by Patch O'Furr
Submitted by Fred Patten, Furry’s favorite historian and reviewer.
Swift the Cat-Human, by Angelo Bowles. Illustrated by Charlene Bowles.
Donna, TX, VAO Publishing, April 2013, trade paperback $13.99 (206 [+ 26] pages)
VAO Publishing, “A Small Press for the Río Grande Valley” in Donna, Texas, near the mouth of the Rio Grande, specializes in books for and about the Tex/Mex border region; from poetry by South Texans to ¡Arriba Baseball! A Collection of Latino/a Baseball Fiction. Swift the Cat-Human, an omnibus collection of the three books in this series, seems like an unusual juvenile volume for them, but Angelo Bowles lives in Donna. It’s still unusual: he was a 10-year-old 5th-grader in 2011 when he wrote Book 1.

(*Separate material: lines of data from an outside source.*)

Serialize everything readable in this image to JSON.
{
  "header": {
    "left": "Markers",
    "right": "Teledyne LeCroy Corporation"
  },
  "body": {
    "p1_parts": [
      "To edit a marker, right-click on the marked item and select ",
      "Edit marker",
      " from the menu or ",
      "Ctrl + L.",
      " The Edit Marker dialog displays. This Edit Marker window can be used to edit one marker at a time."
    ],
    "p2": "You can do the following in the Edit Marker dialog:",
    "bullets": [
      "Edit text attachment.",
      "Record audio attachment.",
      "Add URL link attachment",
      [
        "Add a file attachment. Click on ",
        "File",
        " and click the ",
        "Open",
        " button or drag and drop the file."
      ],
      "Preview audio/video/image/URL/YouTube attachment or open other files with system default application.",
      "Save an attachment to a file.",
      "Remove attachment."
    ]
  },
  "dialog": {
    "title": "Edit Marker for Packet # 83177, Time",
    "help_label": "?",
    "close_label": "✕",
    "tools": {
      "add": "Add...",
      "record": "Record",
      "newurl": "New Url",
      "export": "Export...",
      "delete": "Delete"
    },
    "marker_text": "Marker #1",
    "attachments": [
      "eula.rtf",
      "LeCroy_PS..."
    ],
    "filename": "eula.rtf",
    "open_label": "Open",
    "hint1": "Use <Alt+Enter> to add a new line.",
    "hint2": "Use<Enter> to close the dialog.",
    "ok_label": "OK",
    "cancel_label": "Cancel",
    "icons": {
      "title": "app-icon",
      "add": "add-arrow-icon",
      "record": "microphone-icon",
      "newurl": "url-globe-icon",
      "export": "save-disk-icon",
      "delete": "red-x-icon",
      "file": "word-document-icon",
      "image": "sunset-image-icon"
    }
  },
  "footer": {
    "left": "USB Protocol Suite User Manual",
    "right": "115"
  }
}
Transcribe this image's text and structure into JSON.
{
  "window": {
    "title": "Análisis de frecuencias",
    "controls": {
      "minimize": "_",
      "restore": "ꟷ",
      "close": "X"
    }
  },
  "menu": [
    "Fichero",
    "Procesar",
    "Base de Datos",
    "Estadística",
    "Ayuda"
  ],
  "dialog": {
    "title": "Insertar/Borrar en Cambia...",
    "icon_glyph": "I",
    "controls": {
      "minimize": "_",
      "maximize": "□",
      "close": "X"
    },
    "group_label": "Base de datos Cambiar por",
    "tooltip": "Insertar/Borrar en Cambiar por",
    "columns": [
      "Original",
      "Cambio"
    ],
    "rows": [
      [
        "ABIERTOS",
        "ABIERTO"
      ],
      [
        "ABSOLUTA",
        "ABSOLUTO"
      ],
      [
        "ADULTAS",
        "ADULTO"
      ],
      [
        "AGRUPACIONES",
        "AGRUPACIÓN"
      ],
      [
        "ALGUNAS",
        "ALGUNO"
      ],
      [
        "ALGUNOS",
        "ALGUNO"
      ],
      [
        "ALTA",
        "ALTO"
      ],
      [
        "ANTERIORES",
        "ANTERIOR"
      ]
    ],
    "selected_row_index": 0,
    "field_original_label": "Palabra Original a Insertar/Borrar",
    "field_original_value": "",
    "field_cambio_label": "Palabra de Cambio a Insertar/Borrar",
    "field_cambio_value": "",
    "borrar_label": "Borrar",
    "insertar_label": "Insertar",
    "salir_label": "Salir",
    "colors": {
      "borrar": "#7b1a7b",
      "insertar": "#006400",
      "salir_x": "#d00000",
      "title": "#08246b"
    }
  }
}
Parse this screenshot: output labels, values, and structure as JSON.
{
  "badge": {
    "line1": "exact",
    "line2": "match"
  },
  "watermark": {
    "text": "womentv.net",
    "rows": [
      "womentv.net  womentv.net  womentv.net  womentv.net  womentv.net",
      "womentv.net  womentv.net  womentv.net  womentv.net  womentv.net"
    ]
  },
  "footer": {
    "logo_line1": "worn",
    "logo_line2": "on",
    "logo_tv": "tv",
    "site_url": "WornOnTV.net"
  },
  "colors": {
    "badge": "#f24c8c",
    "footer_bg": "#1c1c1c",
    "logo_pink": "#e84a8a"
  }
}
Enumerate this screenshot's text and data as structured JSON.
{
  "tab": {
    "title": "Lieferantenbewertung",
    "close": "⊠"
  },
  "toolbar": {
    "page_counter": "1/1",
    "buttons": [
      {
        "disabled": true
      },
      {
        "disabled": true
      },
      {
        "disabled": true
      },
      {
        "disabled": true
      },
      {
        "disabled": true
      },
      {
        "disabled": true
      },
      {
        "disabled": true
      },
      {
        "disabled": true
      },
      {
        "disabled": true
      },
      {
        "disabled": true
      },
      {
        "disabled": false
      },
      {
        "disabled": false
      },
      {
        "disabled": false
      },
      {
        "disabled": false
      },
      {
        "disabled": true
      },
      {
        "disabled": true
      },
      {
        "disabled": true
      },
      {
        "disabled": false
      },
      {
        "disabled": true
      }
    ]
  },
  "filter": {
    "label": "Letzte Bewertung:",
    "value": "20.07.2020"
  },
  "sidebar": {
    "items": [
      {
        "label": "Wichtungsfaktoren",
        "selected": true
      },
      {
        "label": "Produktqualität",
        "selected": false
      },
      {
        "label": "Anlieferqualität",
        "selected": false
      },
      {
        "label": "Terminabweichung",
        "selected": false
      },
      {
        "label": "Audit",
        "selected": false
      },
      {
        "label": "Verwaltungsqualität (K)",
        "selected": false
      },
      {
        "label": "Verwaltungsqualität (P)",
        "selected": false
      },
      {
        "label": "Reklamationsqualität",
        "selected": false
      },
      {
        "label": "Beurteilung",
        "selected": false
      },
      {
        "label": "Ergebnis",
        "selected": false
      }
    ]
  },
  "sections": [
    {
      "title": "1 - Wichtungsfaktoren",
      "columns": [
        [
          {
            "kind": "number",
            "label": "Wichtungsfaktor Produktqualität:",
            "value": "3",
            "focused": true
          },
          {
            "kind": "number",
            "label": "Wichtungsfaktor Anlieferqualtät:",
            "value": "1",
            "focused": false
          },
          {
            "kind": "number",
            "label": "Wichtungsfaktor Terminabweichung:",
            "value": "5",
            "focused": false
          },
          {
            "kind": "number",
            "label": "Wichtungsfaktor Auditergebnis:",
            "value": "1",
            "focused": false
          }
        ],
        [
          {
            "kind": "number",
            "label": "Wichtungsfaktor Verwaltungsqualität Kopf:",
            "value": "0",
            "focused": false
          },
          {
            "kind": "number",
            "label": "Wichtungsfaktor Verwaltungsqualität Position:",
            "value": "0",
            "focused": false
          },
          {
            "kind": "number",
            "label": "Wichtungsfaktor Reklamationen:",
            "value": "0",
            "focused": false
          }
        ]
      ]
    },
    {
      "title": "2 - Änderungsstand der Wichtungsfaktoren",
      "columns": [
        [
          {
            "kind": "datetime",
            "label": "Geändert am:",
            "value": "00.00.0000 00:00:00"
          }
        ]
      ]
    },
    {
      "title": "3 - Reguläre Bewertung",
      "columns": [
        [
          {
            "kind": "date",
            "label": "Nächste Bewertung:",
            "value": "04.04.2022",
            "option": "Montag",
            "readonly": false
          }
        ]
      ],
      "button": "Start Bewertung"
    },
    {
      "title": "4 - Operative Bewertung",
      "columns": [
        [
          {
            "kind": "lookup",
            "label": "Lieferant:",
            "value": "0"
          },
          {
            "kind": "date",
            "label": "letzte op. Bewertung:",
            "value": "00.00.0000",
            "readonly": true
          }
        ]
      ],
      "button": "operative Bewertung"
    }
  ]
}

If Swift the Cat-Human hasn’t been “tidied up” by some adult, then I’m jealous. I couldn’t write nearly this well when I was 10 years old. This is an excellent children’s novel in three parts for young furry fans or to introduce pre-teens to anthropomorphics.
Swift is a housecat belonging to Dr. Gonzalo Gonzales. Dr. Gonzales drops a test tube of an experimental virus on the floor, Swift licks it:
“And then the transformation started.
My tail got longer, my back legs got a little skinnier and started stretching, and my front legs seemed to be growing, too. My paws began to lose their pads, and I started to grow opposable thumbs! What good are opposable thumbs, anyway? And five fingers? What’s up with that?” (p. 2)
The transformation is simplistic, but this is a kids’ novel with comic-book science.